Beaufort County schools face loss of 60 jobs|Board shifts funds in move to help pay for new field house
Published 10:43 pm Thursday, May 28, 2009
By By TED STRONG
The states next budget could result in the loss of more than 60 positions within the Beaufort County school system, according to local school officials.
As Laurie Modlin, finance director for Beaufort County Schools, worries the state could stop funding the positions, it isnt yet clear if the school system would work to find local money to keep some of the jobs.
Modlins assessment, based on the best information available from Raleigh, where the N.C. House of Representatives is working on its budget proposal, was discussed at Wednesdays meeting of the Beaufort County Board of Education.
Were still hoping that it will not be this bad, but it is very bad, Modlin said.
She estimated the schools would stand to lose state funding for 30 teachers, 20 teaching assistants, three literacy coaches, one assistant principal and three clerical or custodial workers, possibly more workers. Various funding pools, including money for transportation and textbooks, also could be cut, she said.
The schools would use a policy that contains a combination of five criteria, including longevity of service and performance, to decide which teachers to cut, should that become necessary, said John Conway, the schools human-resources director.
In other business, the board shifted money earmarked for other purposes to pay for a $519,000 field house at Northside High School.
On Tuesday, county officials said they were not pleased that schools officials started that project with the assumption they could supplement the $175,000 the county allocated for the project with more county money from the upcoming budget. The county and the schools have an agreement that calls for the county to fund the schools at a set level through the next fiscal year. Wednesday night, the board adopted a new funding strategy that should prevent a showdown over funding for the project.

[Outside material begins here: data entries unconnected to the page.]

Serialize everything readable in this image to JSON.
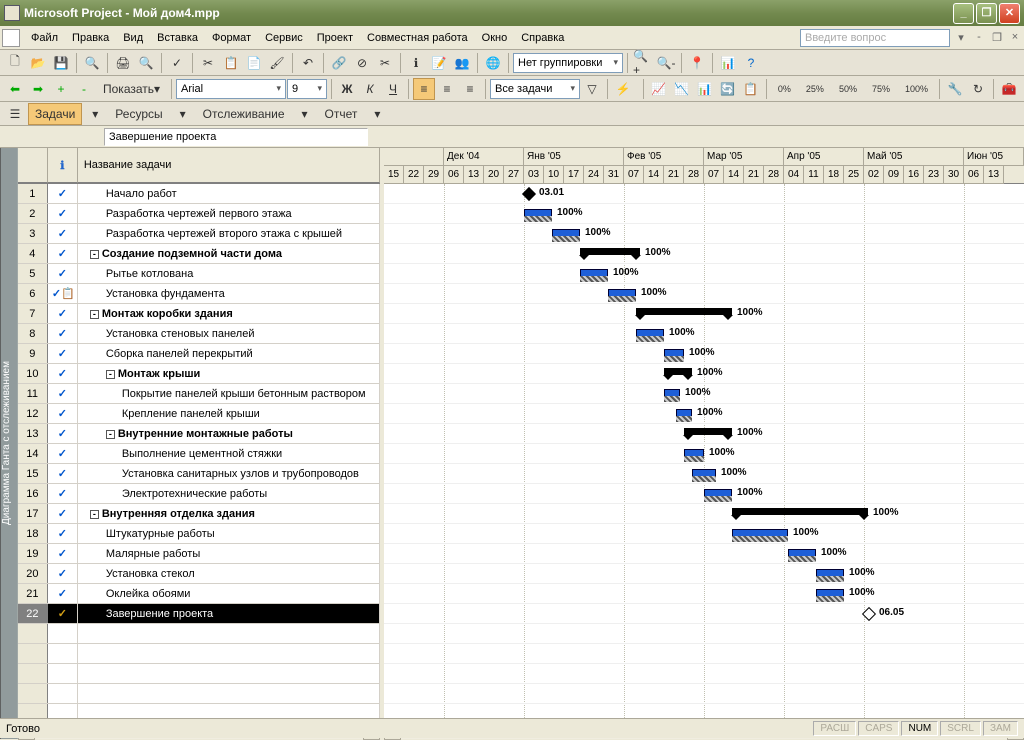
{
  "titlebar": {
    "app": "Microsoft Project",
    "file": "Мой дом4.mpp"
  },
  "menu": [
    "Файл",
    "Правка",
    "Вид",
    "Вставка",
    "Формат",
    "Сервис",
    "Проект",
    "Совместная работа",
    "Окно",
    "Справка"
  ],
  "help_placeholder": "Введите вопрос",
  "toolbar2": {
    "show_label": "Показать",
    "font": "Arial",
    "size": "9",
    "group": "Нет группировки",
    "filter": "Все задачи"
  },
  "percent_buttons": [
    "0%",
    "25%",
    "50%",
    "75%",
    "100%"
  ],
  "viewbar": {
    "tasks": "Задачи",
    "resources": "Ресурсы",
    "tracking": "Отслеживание",
    "report": "Отчет"
  },
  "entry_value": "Завершение проекта",
  "grid": {
    "col_info": "ℹ",
    "col_name": "Название задачи"
  },
  "side_label": "Диаграмма Ганта с отслеживанием",
  "timeline": {
    "months": [
      {
        "label": "",
        "span": 3
      },
      {
        "label": "Дек '04",
        "span": 4
      },
      {
        "label": "Янв '05",
        "span": 5
      },
      {
        "label": "Фев '05",
        "span": 4
      },
      {
        "label": "Мар '05",
        "span": 4
      },
      {
        "label": "Апр '05",
        "span": 4
      },
      {
        "label": "Май '05",
        "span": 5
      },
      {
        "label": "Июн '05",
        "span": 3
      }
    ],
    "days": [
      "15",
      "22",
      "29",
      "06",
      "13",
      "20",
      "27",
      "03",
      "10",
      "17",
      "24",
      "31",
      "07",
      "14",
      "21",
      "28",
      "07",
      "14",
      "21",
      "28",
      "04",
      "11",
      "18",
      "25",
      "02",
      "09",
      "16",
      "23",
      "30",
      "06",
      "13"
    ],
    "day_width": 20
  },
  "tasks": [
    {
      "id": 1,
      "name": "Начало работ",
      "indent": 1,
      "bold": false,
      "type": "milestone",
      "start": 7,
      "label": "03.01"
    },
    {
      "id": 2,
      "name": "Разработка чертежей первого этажа",
      "indent": 1,
      "bold": false,
      "type": "task",
      "start": 7,
      "dur": 1.4,
      "pct": "100%"
    },
    {
      "id": 3,
      "name": "Разработка чертежей второго этажа с крышей",
      "indent": 1,
      "bold": false,
      "type": "task",
      "start": 8.4,
      "dur": 1.4,
      "pct": "100%"
    },
    {
      "id": 4,
      "name": "Создание подземной части дома",
      "indent": 0,
      "bold": true,
      "type": "summary",
      "start": 9.8,
      "dur": 3.0,
      "pct": "100%",
      "outline": "-"
    },
    {
      "id": 5,
      "name": "Рытье котлована",
      "indent": 1,
      "bold": false,
      "type": "task",
      "start": 9.8,
      "dur": 1.4,
      "pct": "100%"
    },
    {
      "id": 6,
      "name": "Установка фундамента",
      "indent": 1,
      "bold": false,
      "type": "task",
      "start": 11.2,
      "dur": 1.4,
      "pct": "100%",
      "icon": "note"
    },
    {
      "id": 7,
      "name": "Монтаж коробки здания",
      "indent": 0,
      "bold": true,
      "type": "summary",
      "start": 12.6,
      "dur": 4.8,
      "pct": "100%",
      "outline": "-"
    },
    {
      "id": 8,
      "name": "Установка стеновых панелей",
      "indent": 1,
      "bold": false,
      "type": "task",
      "start": 12.6,
      "dur": 1.4,
      "pct": "100%"
    },
    {
      "id": 9,
      "name": "Сборка панелей перекрытий",
      "indent": 1,
      "bold": false,
      "type": "task",
      "start": 14.0,
      "dur": 1.0,
      "pct": "100%"
    },
    {
      "id": 10,
      "name": "Монтаж крыши",
      "indent": 1,
      "bold": true,
      "type": "summary",
      "start": 14.0,
      "dur": 1.4,
      "pct": "100%",
      "outline": "-"
    },
    {
      "id": 11,
      "name": "Покрытие панелей крыши бетонным раствором",
      "indent": 2,
      "bold": false,
      "type": "task",
      "start": 14.0,
      "dur": 0.8,
      "pct": "100%"
    },
    {
      "id": 12,
      "name": "Крепление панелей крыши",
      "indent": 2,
      "bold": false,
      "type": "task",
      "start": 14.6,
      "dur": 0.8,
      "pct": "100%"
    },
    {
      "id": 13,
      "name": "Внутренние монтажные работы",
      "indent": 1,
      "bold": true,
      "type": "summary",
      "start": 15.0,
      "dur": 2.4,
      "pct": "100%",
      "outline": "-"
    },
    {
      "id": 14,
      "name": "Выполнение цементной стяжки",
      "indent": 2,
      "bold": false,
      "type": "task",
      "start": 15.0,
      "dur": 1.0,
      "pct": "100%"
    },
    {
      "id": 15,
      "name": "Установка санитарных узлов и трубопроводов",
      "indent": 2,
      "bold": false,
      "type": "task",
      "start": 15.4,
      "dur": 1.2,
      "pct": "100%"
    },
    {
      "id": 16,
      "name": "Электротехнические работы",
      "indent": 2,
      "bold": false,
      "type": "task",
      "start": 16.0,
      "dur": 1.4,
      "pct": "100%"
    },
    {
      "id": 17,
      "name": "Внутренняя отделка здания",
      "indent": 0,
      "bold": true,
      "type": "summary",
      "start": 17.4,
      "dur": 6.8,
      "pct": "100%",
      "outline": "-"
    },
    {
      "id": 18,
      "name": "Штукатурные работы",
      "indent": 1,
      "bold": false,
      "type": "task",
      "start": 17.4,
      "dur": 2.8,
      "pct": "100%"
    },
    {
      "id": 19,
      "name": "Малярные работы",
      "indent": 1,
      "bold": false,
      "type": "task",
      "start": 20.2,
      "dur": 1.4,
      "pct": "100%"
    },
    {
      "id": 20,
      "name": "Установка стекол",
      "indent": 1,
      "bold": false,
      "type": "task",
      "start": 21.6,
      "dur": 1.4,
      "pct": "100%"
    },
    {
      "id": 21,
      "name": "Оклейка обоями",
      "indent": 1,
      "bold": false,
      "type": "task",
      "start": 21.6,
      "dur": 1.4,
      "pct": "100%"
    },
    {
      "id": 22,
      "name": "Завершение проекта",
      "indent": 1,
      "bold": false,
      "type": "milestone",
      "start": 24.0,
      "label": "06.05",
      "selected": true
    }
  ],
  "statusbar": {
    "ready": "Готово",
    "ext": "РАСШ",
    "caps": "CAPS",
    "num": "NUM",
    "scrl": "SCRL",
    "ovr": "ЗАМ"
  },
  "chart_data": {
    "type": "gantt",
    "title": "Диаграмма Ганта с отслеживанием — Мой дом4.mpp",
    "time_axis": {
      "start": "2004-11-15",
      "end": "2005-06-13",
      "unit": "week"
    },
    "tasks": [
      {
        "id": 1,
        "name": "Начало работ",
        "type": "milestone",
        "date": "2005-01-03",
        "complete": 100
      },
      {
        "id": 2,
        "name": "Разработка чертежей первого этажа",
        "type": "task",
        "start": "2005-01-03",
        "end": "2005-01-12",
        "complete": 100
      },
      {
        "id": 3,
        "name": "Разработка чертежей второго этажа с крышей",
        "type": "task",
        "start": "2005-01-12",
        "end": "2005-01-21",
        "complete": 100
      },
      {
        "id": 4,
        "name": "Создание подземной части дома",
        "type": "summary",
        "start": "2005-01-21",
        "end": "2005-02-11",
        "complete": 100
      },
      {
        "id": 5,
        "name": "Рытье котлована",
        "type": "task",
        "start": "2005-01-21",
        "end": "2005-01-31",
        "complete": 100
      },
      {
        "id": 6,
        "name": "Установка фундамента",
        "type": "task",
        "start": "2005-01-31",
        "end": "2005-02-11",
        "complete": 100
      },
      {
        "id": 7,
        "name": "Монтаж коробки здания",
        "type": "summary",
        "start": "2005-02-11",
        "end": "2005-03-17",
        "complete": 100
      },
      {
        "id": 8,
        "name": "Установка стеновых панелей",
        "type": "task",
        "start": "2005-02-11",
        "end": "2005-02-21",
        "complete": 100
      },
      {
        "id": 9,
        "name": "Сборка панелей перекрытий",
        "type": "task",
        "start": "2005-02-21",
        "end": "2005-02-28",
        "complete": 100
      },
      {
        "id": 10,
        "name": "Монтаж крыши",
        "type": "summary",
        "start": "2005-02-21",
        "end": "2005-03-04",
        "complete": 100
      },
      {
        "id": 11,
        "name": "Покрытие панелей крыши бетонным раствором",
        "type": "task",
        "start": "2005-02-21",
        "end": "2005-02-26",
        "complete": 100
      },
      {
        "id": 12,
        "name": "Крепление панелей крыши",
        "type": "task",
        "start": "2005-02-25",
        "end": "2005-03-04",
        "complete": 100
      },
      {
        "id": 13,
        "name": "Внутренние монтажные работы",
        "type": "summary",
        "start": "2005-02-28",
        "end": "2005-03-17",
        "complete": 100
      },
      {
        "id": 14,
        "name": "Выполнение цементной стяжки",
        "type": "task",
        "start": "2005-02-28",
        "end": "2005-03-07",
        "complete": 100
      },
      {
        "id": 15,
        "name": "Установка санитарных узлов и трубопроводов",
        "type": "task",
        "start": "2005-03-03",
        "end": "2005-03-11",
        "complete": 100
      },
      {
        "id": 16,
        "name": "Электротехнические работы",
        "type": "task",
        "start": "2005-03-07",
        "end": "2005-03-17",
        "complete": 100
      },
      {
        "id": 17,
        "name": "Внутренняя отделка здания",
        "type": "summary",
        "start": "2005-03-17",
        "end": "2005-05-06",
        "complete": 100
      },
      {
        "id": 18,
        "name": "Штукатурные работы",
        "type": "task",
        "start": "2005-03-17",
        "end": "2005-04-06",
        "complete": 100
      },
      {
        "id": 19,
        "name": "Малярные работы",
        "type": "task",
        "start": "2005-04-06",
        "end": "2005-04-18",
        "complete": 100
      },
      {
        "id": 20,
        "name": "Установка стекол",
        "type": "task",
        "start": "2005-04-18",
        "end": "2005-04-28",
        "complete": 100
      },
      {
        "id": 21,
        "name": "Оклейка обоями",
        "type": "task",
        "start": "2005-04-18",
        "end": "2005-04-28",
        "complete": 100
      },
      {
        "id": 22,
        "name": "Завершение проекта",
        "type": "milestone",
        "date": "2005-05-06",
        "complete": 100
      }
    ]
  }
}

Some funding for the project will come from the proceeds of the sale of the former Beaufort County Ed Tech building, which generated $170,000.
The rest of the money, about $180,000, will come from funds the county has already given to the schools for construction but has not been allocated for a specific project. School officials hope to replace that money with the funds from the next fiscal years budget, money they had wanted to use to build the field house, said school board Chairman Robert Belcher.
To me, its an accounting move, more than anything else, he said.
Board members Eltha Booth and E.C. Peed abstained from voting.
The board also heard that the recommended low bid for construction of a new library at John Cotten Tayloe Elementary School came in at $514,023. The cost had been estimated at $750,000.
Some of that money will likely go to fix the exterior walls of the gymnasium at Bath Elementary School, which are suffering from water damage and need extensive repairs, said interim Superintendent William Rivenbark. He said the schools approached the town about using cheaper metal siding to replace the brick, but the commission that oversees Baths historic district rejected that idea.